Interstate 80 isn’t exactly a backroad, but if you’ve ever been on it, you know you’re pretty much in the middle of nowhere. It seems to be a vast nothingness– sort of like outerspace– but occasionally you’ll bump into a star, or in my case the Star Hotel.
By this point in the trip, I was pretty much ready to get home, but my day brightened considerably when the Nevada tourist information book said that our evening’s destination, Elko, was a center of Basque culture and had several Basque restaurants. We chose the Star, which was highly recommended by the clerk at our motel (which had a Basque restaurant right next door, but didn’t get her resounding endorsement).
I had no idea what to expect when I got to the Star– I’ve never had any Basque cuisine nor have I read much about it (except one chapter in Bourdain’s A Cook’s Tour), but once I saw the crowded dining room, I figured this place must be doing something right.
The Star Hotel was originally a boarding house for sheepherders (and still is, apparently; the waitress told us they ring the dinner bell for the boarders at 6:15 every night) and the tables are still communal and the meals are served family style.
A word to the wise: come hungry. Another word to the wise: if there are just two of you, split an entree because the amount of food they give you could feed an army. If you do this, the restaurant charges the entree price for one person and then a charge for just the side dishes for the other person.
The minute we sat down, our waitress presented us with a loaf of bread and a giant bowl of cabbage soup with orzo in a broth that had a faint hint of saffron.
We gobbled up our soup while we checked out the menu. We decided to share a one pound ribeye and a bottle of wine. The menu featured several bottles from Spain and we picked out the Sangre de Toro– blood of the bull– a natural choice to go with our steak.
Next, the waitress delivered a bowl of salad which was a crispy iceberg lettuce lightly coated with a creamy, garlicy dressing that was so good I could have picked up the bowl and licked all the dressing out of it.

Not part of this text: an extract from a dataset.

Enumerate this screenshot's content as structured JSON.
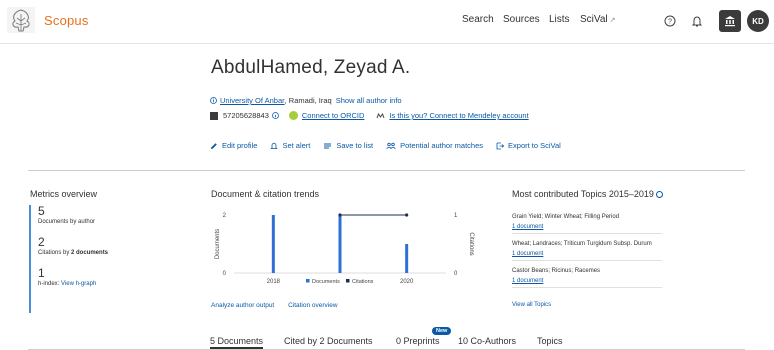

Then came the ribeye (which looked to be much bigger than one pound) topped with slivered garlic and a jaw-dropping array of side dishes: french fries, green beans, pinto beans, and spaghetti.
According to our waitress, the pintos and the spaghetti were dishes commonly served at the hotel– my guess is that they provided good stick to your ribs food for the cowboys who were probably pretty hungry after a hard day of herding cattle. The french fries were excellent– crisp and hot. The spaghetti and green beans were okay, but the pintos were nice– perhaps a bit skimpy on seasoning, but they were properly cooked instead of being mushy blobs. You can always add salt, but you can’t do much about overcooked legumes. The ribeye, by the way, was great. Cooked exactly the way we ordered it (medium), and the garlic scattered on top was a welcome condiment. When we finally pushed back from the table, I felt liked I’d gained 10 pounds, but I was totally content and thrilled that I’d discovered a new American regional cuisine that I didn’t even know existed.
If you’ve been to Spain and have tried traditional Basque cooking and come here expecting more of the same, you’re probably going to be disappointed. This isn’t totally traditional Basque cooking. It’s Basque-American and reflects how Basque immigrants adapted their culinary tradtions to a new continent with different ingredients, which in my opinion is more “authentic” that trying to precisely mimic dishes being cooked 6000 miles away with an entirely different larder of ingredients. For instance, many traditional Basque dishes use seafood because the region is bordered by the sea, but in the mountains of Nevada, seafood doesn’t make sense. Lamb and beef does.
Of course, I’m sure they get some seafood in for Paella night, which is Tuesday night at the Star Hotel. I was sorry that it was only Friday and that we couldn’t stick around to try it, but if I ever find myself back in Elko, I’ll make sure I’m there on a Tuesday.